At what intensity should your upper chest be trained?
Like other muscle groups, you should train your upper chest muscles 1-3 reps shy from failure. It’s fine to train to failure every once in a while, but you do not have to train to failure to grow. If you’re setting up a training mesocycle, start out by stopping the set 3 reps from failure, then decrease that as the weeks progress.
Here’s what that would look like:
- Week 1 – Train 3 reps from failure
- Week 2 – Train 2 reps from failure
- Week 3 – Train 1 rep from failure
- Week 4 – Train to failure
- Week 5 – Deload
What’s the best rep range to grow your upper chest?
Unlike strength training, hypertrophy can be achieved using a variety of rep ranges, from 5 reps all the way to 30 reps. Regardless of the rep range, training intensity is the most important.
Ensure you’re not stopping the set more than 4 reps from failure. The most popular rep range for hypertrophy is 8-12 reps, but you should occasionally do 6-8 reps and 15-20 reps to provide a different stimulus.

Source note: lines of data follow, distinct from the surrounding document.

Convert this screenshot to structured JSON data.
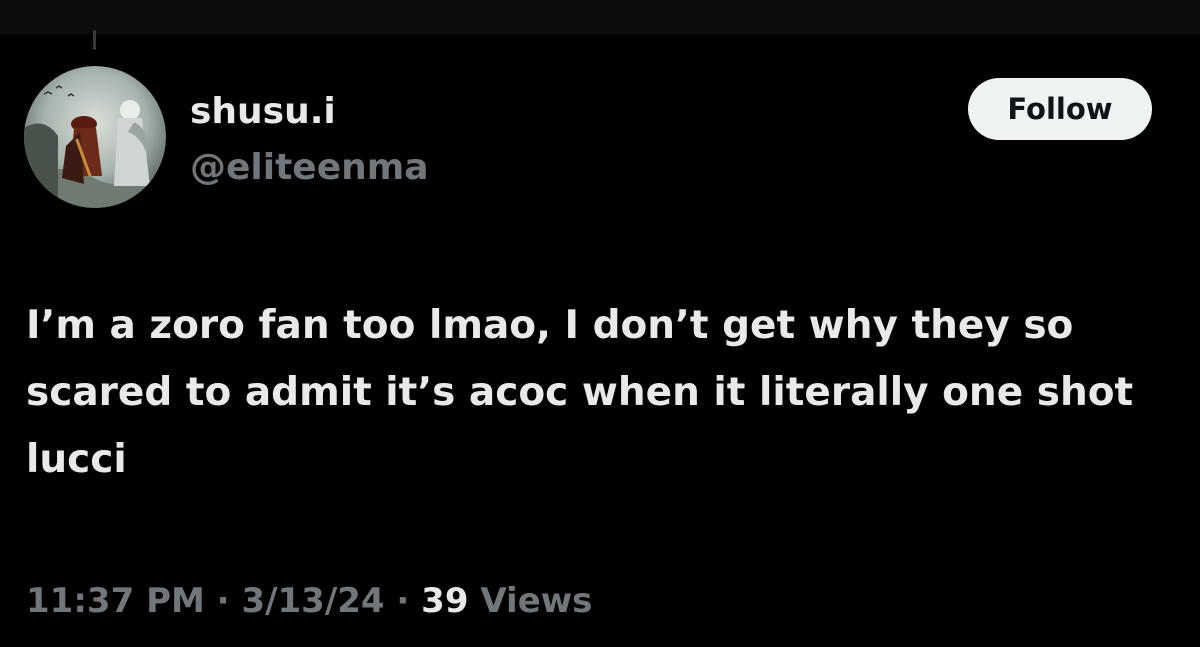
{
  "tweet": {
    "author": {
      "display_name": "shusu.i",
      "handle": "@eliteenma",
      "avatar_icon": "profile-artwork-avatar"
    },
    "follow_label": "Follow",
    "text": "I’m a zoro fan too lmao, I don’t get why they so scared to admit it’s acoc when it literally one shot lucci",
    "time": "11:37 PM",
    "separator": "·",
    "date": "3/13/24",
    "views_count": "39",
    "views_label": "Views"
  },
  "colors": {
    "background": "#000000",
    "primary_text": "#e7e9ea",
    "secondary_text": "#71767b",
    "button_bg": "#eff3f4",
    "button_text": "#0f1419"
  }
}
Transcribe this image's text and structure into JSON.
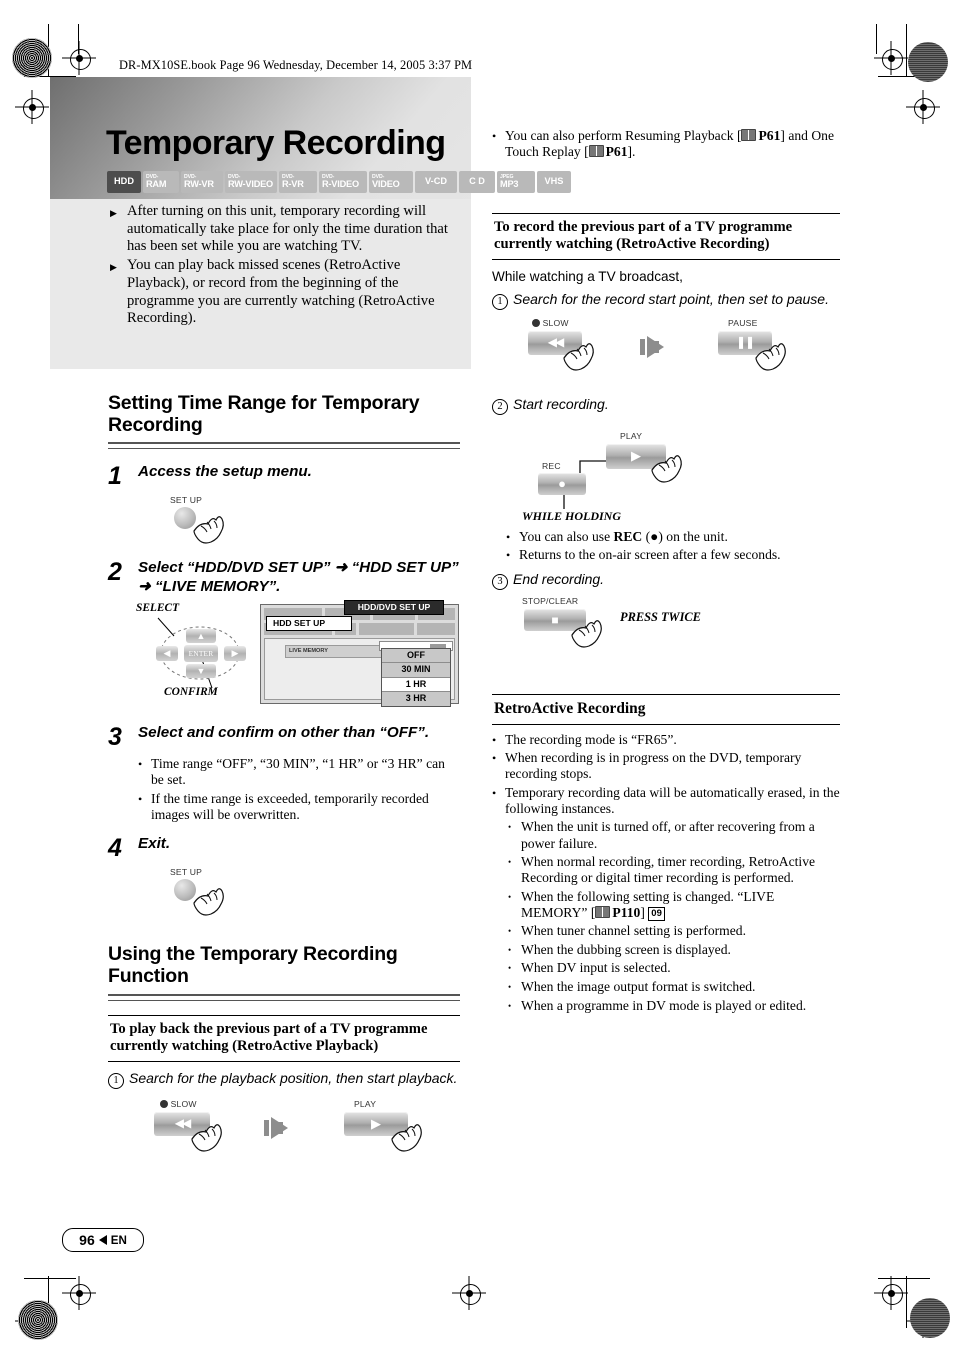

What type of exercises train the upper chest?
The main actions of the upper chest muscles include shoulder flexion, horizontal adduction, and internal rotation. Although the upper chest is involved during all pushing and chest isolation movements, it’s most active when the exercise is performed on a slight incline.
Some popular upper chest exercises include:
- Incline dumbbell chest fly
- Low to high cable fly
- Flat bench press
- Incline bench press
- Incline dumbbell bench press
- Incline machine chest press
- Machine chest press
It’s very common to have undeveloped upper chest muscles and overdeveloped front delts. To get the upper chest to grow and get stronger, you must train it with enough frequency, intensity, and volume. You also need to pick the right exercises, perform them with proper form, and use a full range of motion.
Switching up your exercises, tempo, and rep ranges is okay, but don’t employ these tactics as often. Give your body enough time to adapt to the training stimulus you’re providing before deciding to do something different. Beyond training, eating enough calories and protein daily is crucial for muscle growth. Make sure you fuel your body to perform, recover, and grow!
Grow Underdeveloped Muscle Groups
If you enjoyed this post, check out our other guides on how to grow lagging muscle groups.